Web page and app entries
——
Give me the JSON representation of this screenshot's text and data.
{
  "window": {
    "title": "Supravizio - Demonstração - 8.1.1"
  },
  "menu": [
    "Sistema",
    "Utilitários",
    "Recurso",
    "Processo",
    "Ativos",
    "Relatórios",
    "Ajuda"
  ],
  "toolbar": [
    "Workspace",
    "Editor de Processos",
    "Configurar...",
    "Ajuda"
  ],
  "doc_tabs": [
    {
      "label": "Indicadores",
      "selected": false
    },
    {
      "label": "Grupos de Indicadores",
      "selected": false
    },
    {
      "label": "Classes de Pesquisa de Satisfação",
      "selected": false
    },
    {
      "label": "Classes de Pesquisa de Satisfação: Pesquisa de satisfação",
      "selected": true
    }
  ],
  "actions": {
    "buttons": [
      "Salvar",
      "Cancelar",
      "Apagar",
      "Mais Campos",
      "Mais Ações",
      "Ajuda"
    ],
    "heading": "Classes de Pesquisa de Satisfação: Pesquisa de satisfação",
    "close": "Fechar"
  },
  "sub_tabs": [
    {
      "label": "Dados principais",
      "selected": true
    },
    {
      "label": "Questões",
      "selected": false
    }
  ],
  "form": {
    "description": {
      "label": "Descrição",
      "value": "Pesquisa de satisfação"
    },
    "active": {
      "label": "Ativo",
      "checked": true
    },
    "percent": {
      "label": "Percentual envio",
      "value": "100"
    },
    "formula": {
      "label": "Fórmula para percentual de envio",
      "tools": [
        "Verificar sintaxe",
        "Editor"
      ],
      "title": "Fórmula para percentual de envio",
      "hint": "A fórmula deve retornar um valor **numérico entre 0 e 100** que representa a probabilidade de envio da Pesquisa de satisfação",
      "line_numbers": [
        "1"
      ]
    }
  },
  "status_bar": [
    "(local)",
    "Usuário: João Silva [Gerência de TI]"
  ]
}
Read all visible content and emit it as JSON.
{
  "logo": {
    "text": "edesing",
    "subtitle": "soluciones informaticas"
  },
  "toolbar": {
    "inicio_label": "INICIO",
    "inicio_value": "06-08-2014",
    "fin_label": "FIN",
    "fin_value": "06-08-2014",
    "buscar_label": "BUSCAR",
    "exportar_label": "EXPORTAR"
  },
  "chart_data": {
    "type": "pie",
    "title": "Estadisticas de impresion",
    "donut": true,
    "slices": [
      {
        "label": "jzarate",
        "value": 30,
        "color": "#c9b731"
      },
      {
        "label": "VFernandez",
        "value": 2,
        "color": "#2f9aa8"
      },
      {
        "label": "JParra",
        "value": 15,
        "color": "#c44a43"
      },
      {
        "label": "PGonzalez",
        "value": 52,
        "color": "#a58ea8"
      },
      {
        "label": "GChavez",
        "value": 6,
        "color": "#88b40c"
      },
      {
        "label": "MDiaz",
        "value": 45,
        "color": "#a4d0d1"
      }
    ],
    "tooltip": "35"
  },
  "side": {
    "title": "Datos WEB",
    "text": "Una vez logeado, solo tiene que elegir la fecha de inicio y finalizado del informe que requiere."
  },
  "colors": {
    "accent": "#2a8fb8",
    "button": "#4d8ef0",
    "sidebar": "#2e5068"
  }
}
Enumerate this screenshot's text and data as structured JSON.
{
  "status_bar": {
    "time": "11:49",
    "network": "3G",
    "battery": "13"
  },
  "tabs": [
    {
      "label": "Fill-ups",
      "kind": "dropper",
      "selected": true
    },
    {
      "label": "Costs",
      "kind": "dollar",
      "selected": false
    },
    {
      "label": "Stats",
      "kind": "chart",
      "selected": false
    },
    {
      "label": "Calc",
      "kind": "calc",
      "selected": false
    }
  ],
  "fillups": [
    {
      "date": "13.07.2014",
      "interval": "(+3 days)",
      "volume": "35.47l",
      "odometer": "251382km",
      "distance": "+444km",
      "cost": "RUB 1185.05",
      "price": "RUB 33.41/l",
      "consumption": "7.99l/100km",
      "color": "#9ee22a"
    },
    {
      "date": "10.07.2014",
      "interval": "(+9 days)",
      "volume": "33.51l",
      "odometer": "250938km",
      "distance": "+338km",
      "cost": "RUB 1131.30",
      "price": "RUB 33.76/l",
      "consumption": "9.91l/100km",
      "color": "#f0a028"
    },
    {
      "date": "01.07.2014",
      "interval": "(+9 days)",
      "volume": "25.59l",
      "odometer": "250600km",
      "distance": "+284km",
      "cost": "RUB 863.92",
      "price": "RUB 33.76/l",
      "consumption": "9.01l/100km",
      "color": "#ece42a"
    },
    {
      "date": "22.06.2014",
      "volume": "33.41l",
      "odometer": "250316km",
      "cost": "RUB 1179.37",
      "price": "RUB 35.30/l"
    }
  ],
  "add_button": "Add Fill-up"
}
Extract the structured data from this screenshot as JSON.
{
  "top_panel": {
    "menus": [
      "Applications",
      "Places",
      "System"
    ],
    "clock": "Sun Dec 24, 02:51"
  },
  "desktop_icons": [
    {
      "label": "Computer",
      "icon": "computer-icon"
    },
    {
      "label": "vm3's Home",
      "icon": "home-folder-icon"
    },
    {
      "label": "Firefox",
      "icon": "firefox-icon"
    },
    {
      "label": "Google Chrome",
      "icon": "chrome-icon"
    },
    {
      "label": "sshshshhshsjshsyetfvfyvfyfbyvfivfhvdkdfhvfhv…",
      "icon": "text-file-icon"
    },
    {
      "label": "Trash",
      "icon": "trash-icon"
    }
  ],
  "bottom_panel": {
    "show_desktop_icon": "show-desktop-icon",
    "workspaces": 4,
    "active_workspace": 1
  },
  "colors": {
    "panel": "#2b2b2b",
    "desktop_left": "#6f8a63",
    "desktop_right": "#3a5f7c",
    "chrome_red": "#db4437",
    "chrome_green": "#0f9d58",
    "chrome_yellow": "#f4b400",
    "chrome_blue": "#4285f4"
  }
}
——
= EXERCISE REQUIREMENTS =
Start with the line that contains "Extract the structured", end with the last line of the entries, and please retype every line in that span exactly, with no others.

= ANSWER TO THIS PROBLEM =
Extract the structured data from this screenshot as JSON.
{
  "top_panel": {
    "menus": [
      "Applications",
      "Places",
      "System"
    ],
    "clock": "Sun Dec 24, 02:51"
  },
  "desktop_icons": [
    {
      "label": "Computer",
      "icon": "computer-icon"
    },
    {
      "label": "vm3's Home",
      "icon": "home-folder-icon"
    },
    {
      "label": "Firefox",
      "icon": "firefox-icon"
    },
    {
      "label": "Google Chrome",
      "icon": "chrome-icon"
    },
    {
      "label": "sshshshhshsjshsyetfvfyvfyfbyvfivfhvdkdfhvfhv…",
      "icon": "text-file-icon"
    },
    {
      "label": "Trash",
      "icon": "trash-icon"
    }
  ],
  "bottom_panel": {
    "show_desktop_icon": "show-desktop-icon",
    "workspaces": 4,
    "active_workspace": 1
  },
  "colors": {
    "panel": "#2b2b2b",
    "desktop_left": "#6f8a63",
    "desktop_right": "#3a5f7c",
    "chrome_red": "#db4437",
    "chrome_green": "#0f9d58",
    "chrome_yellow": "#f4b400",
    "chrome_blue": "#4285f4"
  }
}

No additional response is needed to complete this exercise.